We understand that you can go to any grocery store any time and buy produce. However, there are so many benefits to eating seasonally. The food that is sold on-farm or at your local markets is always the freshest, which means it is the most nutritious. Many people also believe that food grown in close proximity to where you live is better for you because it’s part of the same biome or environment; therefore it is more properly matched to the nutrients that your body needs. Also, consider how supporting your local farms equates to supporting your local economy, thereby keeping your money closer to your community. We can assure you that every single dollar you spend with us is money well spent.

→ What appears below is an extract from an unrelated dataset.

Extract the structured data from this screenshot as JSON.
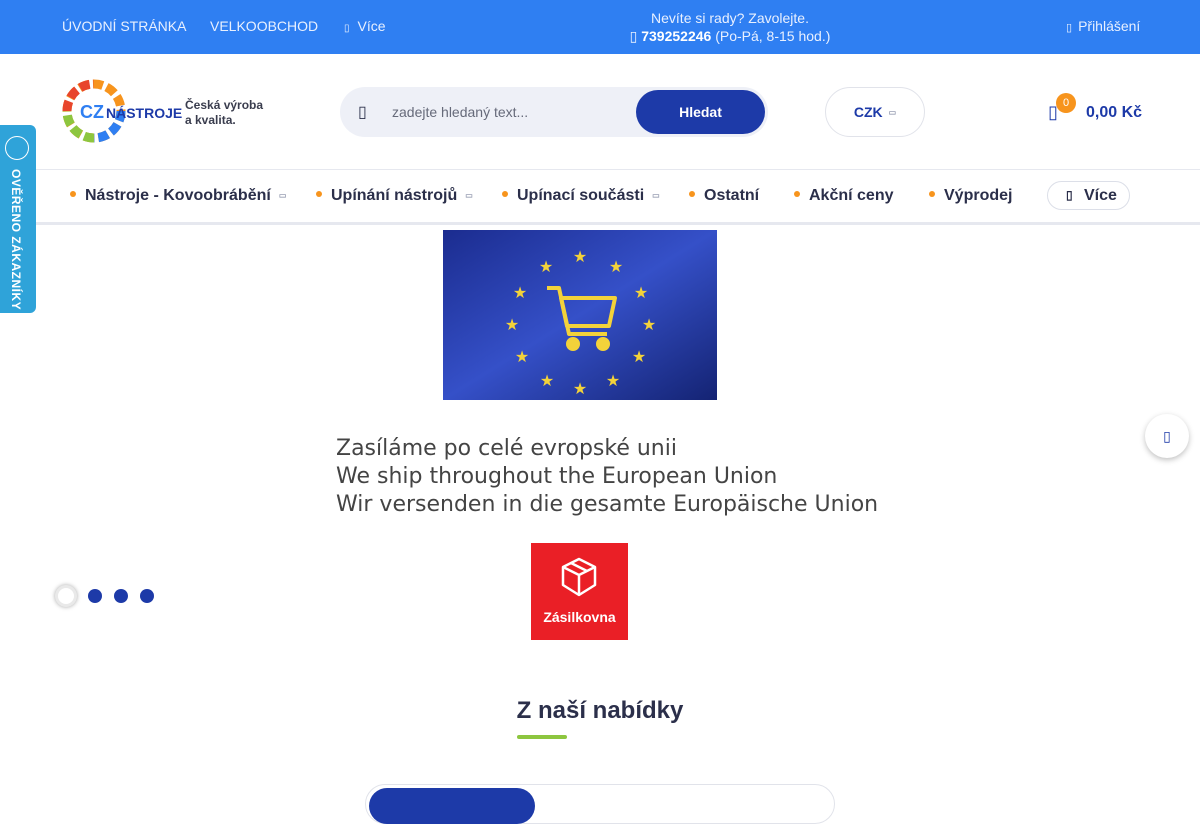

Eating locally, or seasonally, means eating what is growing in your geographical location when it is growing there. It means buying your strawberries in the spring and early summer, your tomatoes from July until October (if you’re in SC), and your kale from October through December. It means perhaps buying something new and learning how to prepare it! We love when you ask “How do you fix your eggplant?”  We might even ask you to tell us how to make something! It might also mean eating so much of a certain crop that you don’t ever want to eat it again, and then being happy to see it at the market again in 10 months. But it also means having the freshest tasting, most nutrient-dense food imaginable.

We are all in this together. We cannot be out there for you every weekend of the summer if fall and wintertime leave us unable to support ourselves. We want to be there for you. We just need your support. Please remember to buy what your local farmers are providing, and please spread the word. People listen when their friends recommend a business or a product! We are doing what we can to bring you quality as well as variety. Please help us (and yourselves) continue to do that! And since we are partnering together in this local food movement, we welcome your suggestions. We so appreciate you and want you to be happy.

For a great read on seasonal eating, read Animal, Vegetable, Miracle  by Barbara Kingsolver.